Is Microchip Mania the newest fad gripping workplaces?

By Dr Lindsay McMillan

With Swedish company Epicenter unveiling plans to embed a chip into 150 workers to monitor their work hours, the question that is on everybody’s lips is; has technology gone too far?

The answer is yes.

This new workplace practice is a signpost in a troubling road of unhealthy workplaces in the future and demonstrates the increased role technology is playing in the workplace, especially for younger people.

Whilst technology has undoubtedly increased productivity and connectedness, it seems to be having a troubling impact on work patterns and the ability of workers to switch off from their job.

In fact, our 2016 study of over 1,000 Australian workers found 46% feel technology also brings with it the feeling of being ‘always on’ and unable to completely shut-off from work – and this was taken before microchips became part of the equation.

Work-life balance is vitally important for all Australians and it’s important that ubiquitous technology does not negatively impact on healthy relationships and lifestyles outside of work.

To address this requires a concerted response from employers and industry to change the culture - or it will only get worse.

One key issue is how emerging technologies are contributing to stress - 54 per cent of millennials are currently experiencing technology-related stress.

If microchips to track worker movement is the future for millennial workers, one can only assume this technology-related stress will only get higher.

One in ten workers is verbally abused or bullied

By Dr Lindsay McMillan

Our new research shows that 10 per cent of Australian employees have experienced verbal abuse or bullying in the workplace.

And that doesn’t include serious incidences of conflict or other negative impacts from work – which another half of workers have experienced at some point in their career.

These are some of the concerning findings from our 2016 Snapshot of the Australian Workplace – a national survey of 1,001 workers.

Any abuse is not on, but to see 10 per cent of workers surveyed say they experience this behaviour in the workplace is a real wake up a call.

Bullying and abuse in the workplace can have a devastating effect on an individual’s mental and physical health and an organisation’s culture.

Employers, employer organisations and unions need to work collaboratively to drive down these damning numbers and work towards creating happier and healthier workplaces.”

Our research also found that:

•            20 per cent of workers experienced high levels of negativity in the workplace;

•            18 per cent experienced conflict with their boss

•            14 per cent experienced mental or physical health decline as a direct result of their work.

Statistics like these are why we started A Future That Works, a campaign to focus business leaders, employers, employees and contractors on how to improve and renew their workplaces.

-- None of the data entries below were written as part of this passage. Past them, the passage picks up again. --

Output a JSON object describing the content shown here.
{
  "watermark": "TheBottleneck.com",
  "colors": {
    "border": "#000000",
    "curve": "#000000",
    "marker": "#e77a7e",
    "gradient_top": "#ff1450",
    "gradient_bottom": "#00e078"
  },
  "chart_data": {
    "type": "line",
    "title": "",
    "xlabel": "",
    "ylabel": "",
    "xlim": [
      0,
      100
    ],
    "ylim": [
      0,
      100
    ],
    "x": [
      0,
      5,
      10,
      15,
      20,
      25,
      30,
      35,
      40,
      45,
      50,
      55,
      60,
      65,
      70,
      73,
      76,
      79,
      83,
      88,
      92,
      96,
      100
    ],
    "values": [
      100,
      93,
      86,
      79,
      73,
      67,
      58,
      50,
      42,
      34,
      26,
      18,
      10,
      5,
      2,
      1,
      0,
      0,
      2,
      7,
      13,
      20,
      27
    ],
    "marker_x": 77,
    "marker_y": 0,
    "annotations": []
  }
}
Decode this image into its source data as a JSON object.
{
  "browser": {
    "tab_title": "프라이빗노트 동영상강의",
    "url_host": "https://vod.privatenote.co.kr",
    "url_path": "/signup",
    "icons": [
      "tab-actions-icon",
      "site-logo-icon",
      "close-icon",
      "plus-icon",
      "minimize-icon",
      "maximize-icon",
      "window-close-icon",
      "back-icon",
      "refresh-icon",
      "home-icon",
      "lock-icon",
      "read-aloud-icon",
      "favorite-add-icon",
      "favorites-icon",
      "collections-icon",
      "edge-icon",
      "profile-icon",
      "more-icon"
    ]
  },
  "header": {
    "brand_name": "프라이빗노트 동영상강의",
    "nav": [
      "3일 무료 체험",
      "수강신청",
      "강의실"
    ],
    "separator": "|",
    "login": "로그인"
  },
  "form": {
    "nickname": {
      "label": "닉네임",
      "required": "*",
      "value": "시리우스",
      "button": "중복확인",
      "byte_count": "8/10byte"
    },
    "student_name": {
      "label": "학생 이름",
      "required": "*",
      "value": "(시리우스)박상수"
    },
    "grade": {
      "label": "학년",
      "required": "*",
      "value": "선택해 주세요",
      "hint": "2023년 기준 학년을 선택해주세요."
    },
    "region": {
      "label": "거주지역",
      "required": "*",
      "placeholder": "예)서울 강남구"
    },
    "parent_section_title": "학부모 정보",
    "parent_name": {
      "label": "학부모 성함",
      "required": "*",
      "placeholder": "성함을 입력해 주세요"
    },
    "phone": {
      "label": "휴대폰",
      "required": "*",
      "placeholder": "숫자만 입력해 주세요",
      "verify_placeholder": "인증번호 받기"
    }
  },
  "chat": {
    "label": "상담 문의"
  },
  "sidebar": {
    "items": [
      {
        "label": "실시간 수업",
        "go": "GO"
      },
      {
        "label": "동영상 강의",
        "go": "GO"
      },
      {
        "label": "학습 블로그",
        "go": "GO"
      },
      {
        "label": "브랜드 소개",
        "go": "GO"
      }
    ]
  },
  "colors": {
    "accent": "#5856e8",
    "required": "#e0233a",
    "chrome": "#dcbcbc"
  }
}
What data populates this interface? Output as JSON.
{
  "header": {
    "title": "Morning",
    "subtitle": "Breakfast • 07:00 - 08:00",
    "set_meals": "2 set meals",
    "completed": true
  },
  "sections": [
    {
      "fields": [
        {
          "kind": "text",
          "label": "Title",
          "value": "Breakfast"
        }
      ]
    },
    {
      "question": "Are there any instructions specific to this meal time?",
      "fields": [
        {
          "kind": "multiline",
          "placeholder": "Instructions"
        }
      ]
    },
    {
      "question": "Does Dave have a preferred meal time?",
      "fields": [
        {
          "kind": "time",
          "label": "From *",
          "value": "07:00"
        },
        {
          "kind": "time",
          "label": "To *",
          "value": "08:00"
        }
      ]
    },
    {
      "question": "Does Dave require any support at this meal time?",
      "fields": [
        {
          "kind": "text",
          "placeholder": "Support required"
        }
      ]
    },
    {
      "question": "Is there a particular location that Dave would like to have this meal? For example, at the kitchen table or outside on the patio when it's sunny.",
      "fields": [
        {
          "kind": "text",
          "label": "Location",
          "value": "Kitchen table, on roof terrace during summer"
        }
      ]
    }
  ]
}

The first step is to identify the problem – the next is to pursue solutions such as workplace bullying prevention plans and proactively promoting respect in the workplace.